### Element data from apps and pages

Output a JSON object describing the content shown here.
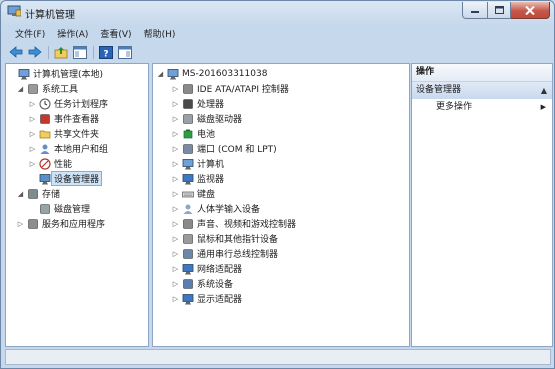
{
  "window": {
    "title": "计算机管理"
  },
  "menu": [
    "文件(F)",
    "操作(A)",
    "查看(V)",
    "帮助(H)"
  ],
  "toolbar": {
    "buttons": [
      "back-icon",
      "forward-icon",
      "up-folder-icon",
      "show-hide-tree-icon",
      "help-icon",
      "console-icon"
    ]
  },
  "left_tree": [
    {
      "label": "计算机管理(本地)",
      "level": 0,
      "expander": "",
      "icon": "computer-management-icon"
    },
    {
      "label": "系统工具",
      "level": 1,
      "expander": "◢",
      "icon": "tools-icon"
    },
    {
      "label": "任务计划程序",
      "level": 2,
      "expander": "▷",
      "icon": "clock-icon"
    },
    {
      "label": "事件查看器",
      "level": 2,
      "expander": "▷",
      "icon": "event-viewer-icon"
    },
    {
      "label": "共享文件夹",
      "level": 2,
      "expander": "▷",
      "icon": "shared-folder-icon"
    },
    {
      "label": "本地用户和组",
      "level": 2,
      "expander": "▷",
      "icon": "users-icon"
    },
    {
      "label": "性能",
      "level": 2,
      "expander": "▷",
      "icon": "performance-icon"
    },
    {
      "label": "设备管理器",
      "level": 2,
      "expander": "",
      "icon": "device-manager-icon",
      "selected": true
    },
    {
      "label": "存储",
      "level": 1,
      "expander": "◢",
      "icon": "storage-icon"
    },
    {
      "label": "磁盘管理",
      "level": 2,
      "expander": "",
      "icon": "disk-management-icon"
    },
    {
      "label": "服务和应用程序",
      "level": 1,
      "expander": "▷",
      "icon": "services-icon"
    }
  ],
  "device_tree": {
    "root": {
      "label": "MS-201603311038",
      "expander": "◢",
      "icon": "computer-icon"
    },
    "items": [
      {
        "label": "IDE ATA/ATAPI 控制器",
        "icon": "ide-controller-icon"
      },
      {
        "label": "处理器",
        "icon": "processor-icon"
      },
      {
        "label": "磁盘驱动器",
        "icon": "disk-drive-icon"
      },
      {
        "label": "电池",
        "icon": "battery-icon"
      },
      {
        "label": "端口 (COM 和 LPT)",
        "icon": "port-icon"
      },
      {
        "label": "计算机",
        "icon": "computer-icon"
      },
      {
        "label": "监视器",
        "icon": "monitor-icon"
      },
      {
        "label": "键盘",
        "icon": "keyboard-icon"
      },
      {
        "label": "人体学输入设备",
        "icon": "hid-icon"
      },
      {
        "label": "声音、视频和游戏控制器",
        "icon": "sound-icon"
      },
      {
        "label": "鼠标和其他指针设备",
        "icon": "mouse-icon"
      },
      {
        "label": "通用串行总线控制器",
        "icon": "usb-icon"
      },
      {
        "label": "网络适配器",
        "icon": "network-adapter-icon"
      },
      {
        "label": "系统设备",
        "icon": "system-device-icon"
      },
      {
        "label": "显示适配器",
        "icon": "display-adapter-icon"
      }
    ]
  },
  "actions": {
    "header": "操作",
    "section": "设备管理器",
    "more": "更多操作"
  }
}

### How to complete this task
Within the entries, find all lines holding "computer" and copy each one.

### Answer space
      "icon": "computer-management-icon"
      "icon": "computer-icon"
        "icon": "computer-icon"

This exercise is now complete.